Here are my reflections on How You Know It’s Planting Season:
** The weather app is your new best friend or worst enemy
** Clouds induce paranoia
** Changes in weather forecast can make your farmer come unglued
** That extra Twinkie in your lunchbox can brighten your day
** The kids want to know when dad is coming back
** Everything breaks. Everything.
** The parts department at the implement dealer is on speed dial
** You measure your day in acres not hours
** If you manage to wash and dry the laundry you are too tired to put it away so you sleep under it
** Seed from the current crop are rolling all over the laundry room floor
** Tempers are short
– Like when we decided to take make a quick stop with the kids to get ice cream but on the way there the field we were waiting to get dry was ready. There was a long line and Farmer almost came unglued.
God Bless the grandmas who pick up the kids, the wives who deliver hot food to the fields and hold the fort down, and the farmers and farmHers that sacrifice time with their families to feed yours.💕
100 Pounds of Seed
Do you see those 2 bags of seed? They each weigh 50lbs. We were finishing up our last field of corn Friday night and Farmer needed 2 more bags of seed so I ran back to the farm and loaded them in my car. As I was struggling to lift one of the bags and carry it over to the planter it hit me. Right there in those bags was the 100lbs of weight I had lost and I could barely carry half of it, let alone both bags at once!
It was a bit of a shock and also a revelation. It has been a lot of work and commitment getting to this point and not every day has been a positive one. But today we celebrate the positives!
** I have lost 100lbs!
** I can walk 3+ miles without stopping
**I can walk faster~ 3 minutes less per mile than when I started
** I climbed up the tractor steps this planting season with ease
** I have more energy
I have a long way to go on the journey but today I’m stopping and appreciating how far I’ve come.
What is your positive for the day?
We finally made it into the fields and have been working on putting our corn in the ground!! Spring planting can get a little hectic because there is the working ground (my favorite job!), picking stones, putting nitrogen down and then the actually planting. We love it though!
This year we are pulling a rolling basket behind our field cultivator to help with lumps in the soil and will hopefully make a better seed bed for our plants. Pulling onto the road can be a bit intimidating for me because it makes my equipment about 80 feet long and you need to make wide turns into the driveways to avoid putting it in the ditch…
As I was traveling down the road last week, about 1/8th of a mile from one field to another, a pick-up truck came up behind me and as I swung wide to make a right turn into the driveway he passed me on the right! I was pretty mad because it was VERY dangerous and also illegal.
So in the spirit of keeping my family and yours safe on the road here are a few tips when driving around farm equipment!
Tips for Rural Drivers
- Always be on the lookout for farm machinery.

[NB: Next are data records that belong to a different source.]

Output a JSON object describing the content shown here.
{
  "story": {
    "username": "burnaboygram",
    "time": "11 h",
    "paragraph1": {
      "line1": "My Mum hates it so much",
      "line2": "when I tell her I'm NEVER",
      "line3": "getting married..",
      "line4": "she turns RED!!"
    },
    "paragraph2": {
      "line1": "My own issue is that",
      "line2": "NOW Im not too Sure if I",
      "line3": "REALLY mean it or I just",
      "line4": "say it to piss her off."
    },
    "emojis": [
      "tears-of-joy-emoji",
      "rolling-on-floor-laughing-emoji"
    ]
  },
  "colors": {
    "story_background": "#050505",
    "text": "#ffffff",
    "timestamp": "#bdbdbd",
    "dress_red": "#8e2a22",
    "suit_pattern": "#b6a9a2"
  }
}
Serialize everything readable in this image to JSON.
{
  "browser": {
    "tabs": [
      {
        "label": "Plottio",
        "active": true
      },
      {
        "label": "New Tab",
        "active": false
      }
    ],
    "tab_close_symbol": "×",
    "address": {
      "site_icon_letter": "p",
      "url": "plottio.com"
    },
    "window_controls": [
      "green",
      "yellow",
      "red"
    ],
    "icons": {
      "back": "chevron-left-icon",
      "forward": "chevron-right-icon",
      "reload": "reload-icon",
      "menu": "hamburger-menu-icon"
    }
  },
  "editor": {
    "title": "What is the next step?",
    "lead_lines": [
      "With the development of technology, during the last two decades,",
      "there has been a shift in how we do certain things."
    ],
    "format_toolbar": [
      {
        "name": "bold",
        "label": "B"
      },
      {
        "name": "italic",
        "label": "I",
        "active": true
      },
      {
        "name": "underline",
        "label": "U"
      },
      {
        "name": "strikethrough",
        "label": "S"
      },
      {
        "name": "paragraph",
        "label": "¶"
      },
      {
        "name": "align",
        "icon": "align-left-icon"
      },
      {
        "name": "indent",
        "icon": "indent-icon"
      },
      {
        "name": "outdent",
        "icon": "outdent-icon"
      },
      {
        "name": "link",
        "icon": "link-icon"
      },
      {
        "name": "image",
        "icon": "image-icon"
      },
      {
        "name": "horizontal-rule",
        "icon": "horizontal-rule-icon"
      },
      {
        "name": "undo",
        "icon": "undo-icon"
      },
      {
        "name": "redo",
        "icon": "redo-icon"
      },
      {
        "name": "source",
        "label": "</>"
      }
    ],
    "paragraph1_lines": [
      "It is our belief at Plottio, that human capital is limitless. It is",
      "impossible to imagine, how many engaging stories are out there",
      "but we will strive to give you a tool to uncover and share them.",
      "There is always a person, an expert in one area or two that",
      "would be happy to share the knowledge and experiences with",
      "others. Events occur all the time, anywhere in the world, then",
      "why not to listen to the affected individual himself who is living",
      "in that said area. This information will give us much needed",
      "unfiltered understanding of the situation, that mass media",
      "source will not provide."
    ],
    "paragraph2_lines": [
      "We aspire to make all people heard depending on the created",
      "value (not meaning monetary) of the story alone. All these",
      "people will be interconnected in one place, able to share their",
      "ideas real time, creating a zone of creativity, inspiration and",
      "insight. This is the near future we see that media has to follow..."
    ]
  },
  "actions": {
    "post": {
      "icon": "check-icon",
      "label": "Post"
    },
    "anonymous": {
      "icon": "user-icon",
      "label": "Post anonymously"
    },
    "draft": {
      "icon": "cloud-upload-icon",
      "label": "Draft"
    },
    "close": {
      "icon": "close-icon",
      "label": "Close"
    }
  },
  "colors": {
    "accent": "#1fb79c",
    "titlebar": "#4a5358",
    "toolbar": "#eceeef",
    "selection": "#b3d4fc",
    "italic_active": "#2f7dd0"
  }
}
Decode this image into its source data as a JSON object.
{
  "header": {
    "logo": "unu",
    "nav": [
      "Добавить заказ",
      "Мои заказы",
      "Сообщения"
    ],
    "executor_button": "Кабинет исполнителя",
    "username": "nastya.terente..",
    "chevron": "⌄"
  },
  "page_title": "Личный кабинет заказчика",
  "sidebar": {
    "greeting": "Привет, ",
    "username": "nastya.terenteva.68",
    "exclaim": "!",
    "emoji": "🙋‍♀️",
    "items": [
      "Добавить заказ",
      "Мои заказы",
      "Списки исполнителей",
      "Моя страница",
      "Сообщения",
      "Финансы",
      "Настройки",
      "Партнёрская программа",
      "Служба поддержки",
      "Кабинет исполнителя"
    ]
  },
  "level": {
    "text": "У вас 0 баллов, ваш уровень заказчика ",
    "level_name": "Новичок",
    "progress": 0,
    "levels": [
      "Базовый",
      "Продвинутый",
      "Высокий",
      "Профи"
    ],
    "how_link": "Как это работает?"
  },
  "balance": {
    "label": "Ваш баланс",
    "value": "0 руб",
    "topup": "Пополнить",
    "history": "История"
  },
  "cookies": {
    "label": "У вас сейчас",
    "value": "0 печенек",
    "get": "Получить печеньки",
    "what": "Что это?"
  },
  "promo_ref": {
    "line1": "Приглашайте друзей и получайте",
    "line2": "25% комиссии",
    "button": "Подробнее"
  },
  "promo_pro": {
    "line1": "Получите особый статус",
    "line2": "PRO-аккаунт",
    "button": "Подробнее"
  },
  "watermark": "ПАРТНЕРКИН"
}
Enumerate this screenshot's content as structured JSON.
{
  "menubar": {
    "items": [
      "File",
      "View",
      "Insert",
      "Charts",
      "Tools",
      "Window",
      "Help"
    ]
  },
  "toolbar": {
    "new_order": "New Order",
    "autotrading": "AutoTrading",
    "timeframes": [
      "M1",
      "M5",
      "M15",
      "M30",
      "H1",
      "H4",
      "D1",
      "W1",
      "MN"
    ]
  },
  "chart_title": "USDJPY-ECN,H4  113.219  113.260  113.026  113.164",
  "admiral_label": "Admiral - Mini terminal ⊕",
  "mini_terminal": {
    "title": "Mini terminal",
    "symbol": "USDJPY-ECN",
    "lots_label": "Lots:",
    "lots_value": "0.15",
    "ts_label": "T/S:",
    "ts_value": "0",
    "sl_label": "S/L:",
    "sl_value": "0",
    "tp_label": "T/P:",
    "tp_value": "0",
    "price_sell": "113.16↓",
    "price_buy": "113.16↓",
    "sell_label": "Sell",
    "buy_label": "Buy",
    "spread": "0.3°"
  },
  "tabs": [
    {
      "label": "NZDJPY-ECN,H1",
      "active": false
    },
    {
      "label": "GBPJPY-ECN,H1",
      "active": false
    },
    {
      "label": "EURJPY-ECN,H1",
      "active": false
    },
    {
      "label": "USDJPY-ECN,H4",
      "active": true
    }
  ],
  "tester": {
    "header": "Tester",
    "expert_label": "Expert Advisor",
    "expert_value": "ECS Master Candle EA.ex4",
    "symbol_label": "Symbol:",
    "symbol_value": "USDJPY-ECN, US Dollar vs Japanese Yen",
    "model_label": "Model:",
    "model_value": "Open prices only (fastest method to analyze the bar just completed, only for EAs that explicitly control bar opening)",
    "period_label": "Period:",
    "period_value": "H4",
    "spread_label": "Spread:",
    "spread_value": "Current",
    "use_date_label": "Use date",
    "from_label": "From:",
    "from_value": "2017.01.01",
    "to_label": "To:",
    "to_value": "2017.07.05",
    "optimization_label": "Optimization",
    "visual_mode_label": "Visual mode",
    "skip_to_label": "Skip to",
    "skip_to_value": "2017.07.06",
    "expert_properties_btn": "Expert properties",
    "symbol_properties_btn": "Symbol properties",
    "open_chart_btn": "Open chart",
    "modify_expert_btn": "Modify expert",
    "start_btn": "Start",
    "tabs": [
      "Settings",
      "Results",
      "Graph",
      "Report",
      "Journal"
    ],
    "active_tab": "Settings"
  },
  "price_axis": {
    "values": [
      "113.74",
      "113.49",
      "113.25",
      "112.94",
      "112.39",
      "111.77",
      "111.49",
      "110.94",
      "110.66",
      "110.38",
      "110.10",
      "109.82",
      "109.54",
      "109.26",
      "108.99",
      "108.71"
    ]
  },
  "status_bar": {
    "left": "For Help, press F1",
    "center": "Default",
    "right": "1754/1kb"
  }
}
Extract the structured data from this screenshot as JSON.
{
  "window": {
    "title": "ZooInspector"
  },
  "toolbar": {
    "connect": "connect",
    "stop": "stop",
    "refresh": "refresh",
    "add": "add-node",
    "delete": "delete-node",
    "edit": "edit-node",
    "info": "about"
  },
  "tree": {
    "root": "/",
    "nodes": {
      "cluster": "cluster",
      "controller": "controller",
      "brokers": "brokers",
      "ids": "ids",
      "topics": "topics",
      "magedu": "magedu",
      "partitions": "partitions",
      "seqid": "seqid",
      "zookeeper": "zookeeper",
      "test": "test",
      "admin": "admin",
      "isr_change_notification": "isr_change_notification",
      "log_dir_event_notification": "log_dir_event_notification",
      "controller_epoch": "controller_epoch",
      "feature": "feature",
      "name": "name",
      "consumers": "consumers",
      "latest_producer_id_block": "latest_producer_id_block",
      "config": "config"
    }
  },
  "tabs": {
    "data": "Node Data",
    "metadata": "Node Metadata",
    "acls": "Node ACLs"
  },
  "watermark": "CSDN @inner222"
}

Remember it can unexpectedly turn onto public roads from a field or driveway.
- Farm machinery typically travels at 25 mph or less, so be prepared to slow down in order to avoid a rear-end collision.
- Keep a safe distance. This gives better visibility to both drivers and equipment operators.
- Allow adequate time and distance for farm equipment to make wide turns.
- Just because you see the equipment does not mean the equipment operator sees you.
Tips for Passing Farm Machinery
- Be sure the machinery is not turning left. Look for left turn lights or hand signals. If the machinery slows down and pulls toward the right side of the road, the operator may be preparing to make a wide left turn. Likewise, sometimes to make a wide right turn, the operator must fade to the left.
- Determine whether the road is wide enough for both your vehicle and the farm equipment.
- Check for roadside obstacles such as mailboxes, bridges or road signs that may cause the machinery to move to the center of the road.
- Be sure there is adequate distance for you to safely pass and be on the lookout for oncoming traffic.
Tips taken from: http://www.kinze.com/post.aspx?id=330